Records for the task =

▼

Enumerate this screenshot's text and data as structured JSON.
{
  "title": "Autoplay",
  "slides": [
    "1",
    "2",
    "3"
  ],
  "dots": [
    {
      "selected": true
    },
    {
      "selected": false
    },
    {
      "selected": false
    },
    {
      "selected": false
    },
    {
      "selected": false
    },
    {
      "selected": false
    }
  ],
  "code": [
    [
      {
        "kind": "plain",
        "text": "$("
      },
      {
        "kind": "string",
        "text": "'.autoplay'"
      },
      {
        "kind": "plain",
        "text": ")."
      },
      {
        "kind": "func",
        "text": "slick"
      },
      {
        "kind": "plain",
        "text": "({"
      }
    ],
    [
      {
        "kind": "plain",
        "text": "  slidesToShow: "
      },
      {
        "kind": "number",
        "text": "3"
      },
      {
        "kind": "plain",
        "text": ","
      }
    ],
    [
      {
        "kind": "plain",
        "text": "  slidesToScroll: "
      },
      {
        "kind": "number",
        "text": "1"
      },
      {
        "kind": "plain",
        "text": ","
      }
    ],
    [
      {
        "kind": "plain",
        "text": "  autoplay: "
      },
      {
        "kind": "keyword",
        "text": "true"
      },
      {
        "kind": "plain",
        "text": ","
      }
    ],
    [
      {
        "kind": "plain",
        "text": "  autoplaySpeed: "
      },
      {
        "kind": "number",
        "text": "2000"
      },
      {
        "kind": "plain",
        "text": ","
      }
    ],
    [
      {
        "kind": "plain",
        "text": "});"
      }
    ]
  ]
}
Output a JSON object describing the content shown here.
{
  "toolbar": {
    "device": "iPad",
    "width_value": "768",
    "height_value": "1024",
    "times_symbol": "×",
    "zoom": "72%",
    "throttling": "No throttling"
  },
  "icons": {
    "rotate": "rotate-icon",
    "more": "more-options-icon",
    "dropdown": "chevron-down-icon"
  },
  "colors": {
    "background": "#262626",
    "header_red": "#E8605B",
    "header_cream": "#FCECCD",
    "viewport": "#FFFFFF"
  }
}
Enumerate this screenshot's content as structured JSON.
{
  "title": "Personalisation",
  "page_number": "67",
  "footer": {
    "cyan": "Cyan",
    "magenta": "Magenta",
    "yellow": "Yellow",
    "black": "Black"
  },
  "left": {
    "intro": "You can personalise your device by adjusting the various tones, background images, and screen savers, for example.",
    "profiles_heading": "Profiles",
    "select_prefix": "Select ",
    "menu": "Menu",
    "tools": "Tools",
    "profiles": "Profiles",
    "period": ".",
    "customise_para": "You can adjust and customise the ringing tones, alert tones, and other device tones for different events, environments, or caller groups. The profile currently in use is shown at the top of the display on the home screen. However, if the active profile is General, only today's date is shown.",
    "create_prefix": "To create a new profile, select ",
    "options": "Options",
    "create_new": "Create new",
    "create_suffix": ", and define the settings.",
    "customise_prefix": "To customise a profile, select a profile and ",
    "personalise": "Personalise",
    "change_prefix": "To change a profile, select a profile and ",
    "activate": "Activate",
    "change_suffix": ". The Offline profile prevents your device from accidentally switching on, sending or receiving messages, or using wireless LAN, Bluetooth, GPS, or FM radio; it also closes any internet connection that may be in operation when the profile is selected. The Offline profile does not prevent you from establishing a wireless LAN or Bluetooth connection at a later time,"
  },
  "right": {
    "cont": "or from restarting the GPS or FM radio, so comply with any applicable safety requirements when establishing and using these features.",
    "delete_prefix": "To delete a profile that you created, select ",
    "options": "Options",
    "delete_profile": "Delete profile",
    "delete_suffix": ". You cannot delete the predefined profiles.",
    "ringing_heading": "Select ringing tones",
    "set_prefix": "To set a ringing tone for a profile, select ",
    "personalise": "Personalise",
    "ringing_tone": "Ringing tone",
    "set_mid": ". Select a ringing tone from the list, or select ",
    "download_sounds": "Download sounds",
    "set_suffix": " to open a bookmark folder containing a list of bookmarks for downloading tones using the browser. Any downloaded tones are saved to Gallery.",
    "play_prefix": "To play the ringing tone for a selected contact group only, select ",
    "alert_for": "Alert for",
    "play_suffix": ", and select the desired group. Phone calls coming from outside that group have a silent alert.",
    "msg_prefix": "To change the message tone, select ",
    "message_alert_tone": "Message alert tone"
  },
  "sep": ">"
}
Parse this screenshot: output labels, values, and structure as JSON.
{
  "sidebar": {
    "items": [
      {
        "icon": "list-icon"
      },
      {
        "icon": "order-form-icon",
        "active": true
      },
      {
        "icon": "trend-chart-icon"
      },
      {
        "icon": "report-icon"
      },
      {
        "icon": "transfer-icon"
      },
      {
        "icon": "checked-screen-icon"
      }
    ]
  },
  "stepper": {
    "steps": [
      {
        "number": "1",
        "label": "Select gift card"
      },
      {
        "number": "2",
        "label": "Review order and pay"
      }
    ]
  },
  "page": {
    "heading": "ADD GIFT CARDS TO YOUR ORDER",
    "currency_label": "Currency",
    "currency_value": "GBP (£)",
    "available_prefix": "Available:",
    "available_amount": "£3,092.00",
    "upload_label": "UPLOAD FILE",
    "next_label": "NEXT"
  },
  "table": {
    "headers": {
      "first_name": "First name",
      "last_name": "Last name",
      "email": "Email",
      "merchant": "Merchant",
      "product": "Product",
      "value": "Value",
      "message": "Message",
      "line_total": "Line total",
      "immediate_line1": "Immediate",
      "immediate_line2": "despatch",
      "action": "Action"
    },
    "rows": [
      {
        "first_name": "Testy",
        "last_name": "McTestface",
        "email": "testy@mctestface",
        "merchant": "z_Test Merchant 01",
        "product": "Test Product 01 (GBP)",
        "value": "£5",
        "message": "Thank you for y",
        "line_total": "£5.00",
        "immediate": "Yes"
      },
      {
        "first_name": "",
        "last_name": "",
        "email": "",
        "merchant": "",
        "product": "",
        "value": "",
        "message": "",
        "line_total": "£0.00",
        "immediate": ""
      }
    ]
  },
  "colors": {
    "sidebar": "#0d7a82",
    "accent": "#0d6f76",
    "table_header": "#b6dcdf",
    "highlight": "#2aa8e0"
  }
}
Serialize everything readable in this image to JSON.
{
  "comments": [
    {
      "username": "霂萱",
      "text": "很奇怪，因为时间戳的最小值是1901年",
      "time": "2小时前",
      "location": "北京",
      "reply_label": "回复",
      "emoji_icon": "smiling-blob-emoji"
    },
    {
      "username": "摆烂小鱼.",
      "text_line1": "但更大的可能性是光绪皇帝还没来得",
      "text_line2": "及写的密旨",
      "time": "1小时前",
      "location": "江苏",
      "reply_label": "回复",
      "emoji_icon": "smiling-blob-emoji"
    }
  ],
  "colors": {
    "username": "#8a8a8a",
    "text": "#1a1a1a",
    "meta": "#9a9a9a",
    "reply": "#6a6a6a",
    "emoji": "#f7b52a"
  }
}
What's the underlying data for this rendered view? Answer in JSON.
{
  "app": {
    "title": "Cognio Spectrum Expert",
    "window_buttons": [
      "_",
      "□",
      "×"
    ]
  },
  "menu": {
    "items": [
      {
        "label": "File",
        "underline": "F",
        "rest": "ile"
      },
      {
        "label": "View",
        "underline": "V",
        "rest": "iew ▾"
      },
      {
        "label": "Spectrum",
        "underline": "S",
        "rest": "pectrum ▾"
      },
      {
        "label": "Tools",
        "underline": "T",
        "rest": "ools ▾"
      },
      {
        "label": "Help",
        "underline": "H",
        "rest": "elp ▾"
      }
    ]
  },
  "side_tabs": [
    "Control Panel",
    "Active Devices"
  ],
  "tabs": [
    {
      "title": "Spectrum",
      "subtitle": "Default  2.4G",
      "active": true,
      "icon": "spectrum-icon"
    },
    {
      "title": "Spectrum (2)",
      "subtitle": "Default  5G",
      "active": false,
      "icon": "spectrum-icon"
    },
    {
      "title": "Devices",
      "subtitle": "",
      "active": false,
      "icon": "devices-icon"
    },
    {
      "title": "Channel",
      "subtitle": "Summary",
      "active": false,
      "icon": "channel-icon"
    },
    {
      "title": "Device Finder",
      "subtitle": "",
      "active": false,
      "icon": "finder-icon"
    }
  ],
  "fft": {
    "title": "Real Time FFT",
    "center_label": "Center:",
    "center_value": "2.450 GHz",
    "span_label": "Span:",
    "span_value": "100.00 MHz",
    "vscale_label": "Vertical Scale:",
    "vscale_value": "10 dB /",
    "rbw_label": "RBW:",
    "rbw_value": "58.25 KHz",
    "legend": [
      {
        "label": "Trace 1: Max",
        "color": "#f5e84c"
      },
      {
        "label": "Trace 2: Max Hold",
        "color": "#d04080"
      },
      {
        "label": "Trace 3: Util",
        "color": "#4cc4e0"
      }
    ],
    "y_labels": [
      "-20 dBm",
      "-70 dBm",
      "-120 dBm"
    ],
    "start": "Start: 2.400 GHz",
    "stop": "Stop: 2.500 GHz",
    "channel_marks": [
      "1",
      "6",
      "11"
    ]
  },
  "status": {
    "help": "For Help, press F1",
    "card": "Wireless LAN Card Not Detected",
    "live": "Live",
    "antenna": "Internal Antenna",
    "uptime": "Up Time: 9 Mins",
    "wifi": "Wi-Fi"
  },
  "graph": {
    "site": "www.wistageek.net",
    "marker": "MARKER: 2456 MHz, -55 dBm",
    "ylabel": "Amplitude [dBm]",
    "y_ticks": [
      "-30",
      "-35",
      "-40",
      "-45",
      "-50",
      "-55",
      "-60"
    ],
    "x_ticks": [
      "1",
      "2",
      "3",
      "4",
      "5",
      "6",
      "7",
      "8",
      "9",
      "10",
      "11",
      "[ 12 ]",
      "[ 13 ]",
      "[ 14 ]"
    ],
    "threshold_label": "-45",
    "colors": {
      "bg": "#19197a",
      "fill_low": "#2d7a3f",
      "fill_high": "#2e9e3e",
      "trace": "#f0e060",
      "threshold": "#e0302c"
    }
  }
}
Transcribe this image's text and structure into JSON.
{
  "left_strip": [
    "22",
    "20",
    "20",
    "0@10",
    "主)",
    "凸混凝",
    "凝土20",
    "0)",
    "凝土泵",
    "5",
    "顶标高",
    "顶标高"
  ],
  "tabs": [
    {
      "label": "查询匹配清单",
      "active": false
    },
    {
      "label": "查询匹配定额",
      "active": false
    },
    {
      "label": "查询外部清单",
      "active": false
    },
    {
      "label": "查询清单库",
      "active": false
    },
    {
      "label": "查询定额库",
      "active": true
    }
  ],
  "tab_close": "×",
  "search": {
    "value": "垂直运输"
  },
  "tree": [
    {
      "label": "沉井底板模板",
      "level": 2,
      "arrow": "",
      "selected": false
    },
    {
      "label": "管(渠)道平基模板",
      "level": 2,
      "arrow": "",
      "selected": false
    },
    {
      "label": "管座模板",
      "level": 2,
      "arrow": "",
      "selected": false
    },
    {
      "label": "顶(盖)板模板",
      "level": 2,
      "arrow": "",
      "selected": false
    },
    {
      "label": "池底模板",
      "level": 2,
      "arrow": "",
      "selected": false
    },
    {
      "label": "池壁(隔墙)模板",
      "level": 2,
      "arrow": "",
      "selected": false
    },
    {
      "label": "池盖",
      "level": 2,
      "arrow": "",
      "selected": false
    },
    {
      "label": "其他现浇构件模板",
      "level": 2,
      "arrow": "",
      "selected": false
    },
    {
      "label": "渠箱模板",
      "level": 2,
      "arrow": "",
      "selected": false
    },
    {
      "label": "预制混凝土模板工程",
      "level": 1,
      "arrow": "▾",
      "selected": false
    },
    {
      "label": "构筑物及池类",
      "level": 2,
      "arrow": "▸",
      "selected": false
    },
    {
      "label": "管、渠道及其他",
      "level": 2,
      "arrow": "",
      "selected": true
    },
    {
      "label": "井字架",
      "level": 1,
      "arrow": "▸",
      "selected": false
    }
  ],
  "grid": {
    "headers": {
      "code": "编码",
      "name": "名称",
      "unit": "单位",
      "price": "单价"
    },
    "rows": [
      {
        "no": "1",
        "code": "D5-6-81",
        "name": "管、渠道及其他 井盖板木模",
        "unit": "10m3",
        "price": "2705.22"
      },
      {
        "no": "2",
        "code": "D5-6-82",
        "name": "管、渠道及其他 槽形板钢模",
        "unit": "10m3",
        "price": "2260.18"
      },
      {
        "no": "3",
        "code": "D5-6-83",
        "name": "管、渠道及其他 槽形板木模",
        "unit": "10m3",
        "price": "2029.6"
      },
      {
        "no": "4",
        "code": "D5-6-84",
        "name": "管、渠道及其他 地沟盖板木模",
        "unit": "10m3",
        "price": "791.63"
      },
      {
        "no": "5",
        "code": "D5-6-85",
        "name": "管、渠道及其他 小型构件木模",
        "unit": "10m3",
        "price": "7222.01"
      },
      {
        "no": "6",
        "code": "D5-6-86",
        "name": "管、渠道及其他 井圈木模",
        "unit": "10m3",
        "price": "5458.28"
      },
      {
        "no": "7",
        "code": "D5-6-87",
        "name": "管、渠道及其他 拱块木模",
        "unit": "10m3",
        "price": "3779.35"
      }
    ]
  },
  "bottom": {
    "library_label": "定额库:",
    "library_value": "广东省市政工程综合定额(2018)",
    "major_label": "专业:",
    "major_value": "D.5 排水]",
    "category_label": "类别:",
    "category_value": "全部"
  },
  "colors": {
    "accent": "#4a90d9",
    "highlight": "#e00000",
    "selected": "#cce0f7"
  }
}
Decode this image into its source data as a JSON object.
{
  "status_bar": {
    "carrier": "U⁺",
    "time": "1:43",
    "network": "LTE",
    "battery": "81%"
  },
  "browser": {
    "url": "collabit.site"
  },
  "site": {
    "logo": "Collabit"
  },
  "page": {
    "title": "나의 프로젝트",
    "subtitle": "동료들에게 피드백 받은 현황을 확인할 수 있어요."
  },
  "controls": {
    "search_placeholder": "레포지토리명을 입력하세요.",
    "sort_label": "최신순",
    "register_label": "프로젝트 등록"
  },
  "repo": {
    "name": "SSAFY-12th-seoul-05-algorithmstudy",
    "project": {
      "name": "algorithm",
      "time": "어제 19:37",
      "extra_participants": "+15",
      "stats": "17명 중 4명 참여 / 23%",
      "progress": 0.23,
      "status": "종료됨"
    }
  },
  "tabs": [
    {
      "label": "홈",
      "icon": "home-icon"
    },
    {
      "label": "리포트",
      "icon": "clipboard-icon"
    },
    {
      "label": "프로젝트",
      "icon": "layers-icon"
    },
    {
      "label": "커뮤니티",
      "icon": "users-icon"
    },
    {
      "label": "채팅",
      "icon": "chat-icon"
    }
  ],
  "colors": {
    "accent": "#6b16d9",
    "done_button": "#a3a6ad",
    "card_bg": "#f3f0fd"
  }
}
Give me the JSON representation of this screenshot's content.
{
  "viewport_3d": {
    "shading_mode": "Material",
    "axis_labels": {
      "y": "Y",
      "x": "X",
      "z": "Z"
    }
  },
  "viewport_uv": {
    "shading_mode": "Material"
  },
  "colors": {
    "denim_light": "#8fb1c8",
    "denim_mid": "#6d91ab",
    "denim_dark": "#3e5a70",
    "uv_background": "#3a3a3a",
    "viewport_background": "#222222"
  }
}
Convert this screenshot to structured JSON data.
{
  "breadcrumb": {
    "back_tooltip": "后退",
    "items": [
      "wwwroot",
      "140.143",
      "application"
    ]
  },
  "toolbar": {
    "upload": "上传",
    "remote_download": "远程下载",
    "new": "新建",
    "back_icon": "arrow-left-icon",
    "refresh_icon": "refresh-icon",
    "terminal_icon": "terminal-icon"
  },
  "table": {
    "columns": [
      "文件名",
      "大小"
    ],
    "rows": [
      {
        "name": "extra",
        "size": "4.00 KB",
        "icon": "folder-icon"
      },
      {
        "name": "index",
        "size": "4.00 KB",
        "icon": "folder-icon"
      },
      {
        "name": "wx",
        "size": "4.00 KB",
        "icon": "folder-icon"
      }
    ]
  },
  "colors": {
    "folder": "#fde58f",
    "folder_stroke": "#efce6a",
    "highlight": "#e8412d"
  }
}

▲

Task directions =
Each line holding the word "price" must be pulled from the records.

Result of the exercise =
      "price": "单价"
        "price": "2705.22"
        "price": "2260.18"
        "price": "2029.6"
        "price": "791.63"
        "price": "7222.01"
        "price": "5458.28"
        "price": "3779.35"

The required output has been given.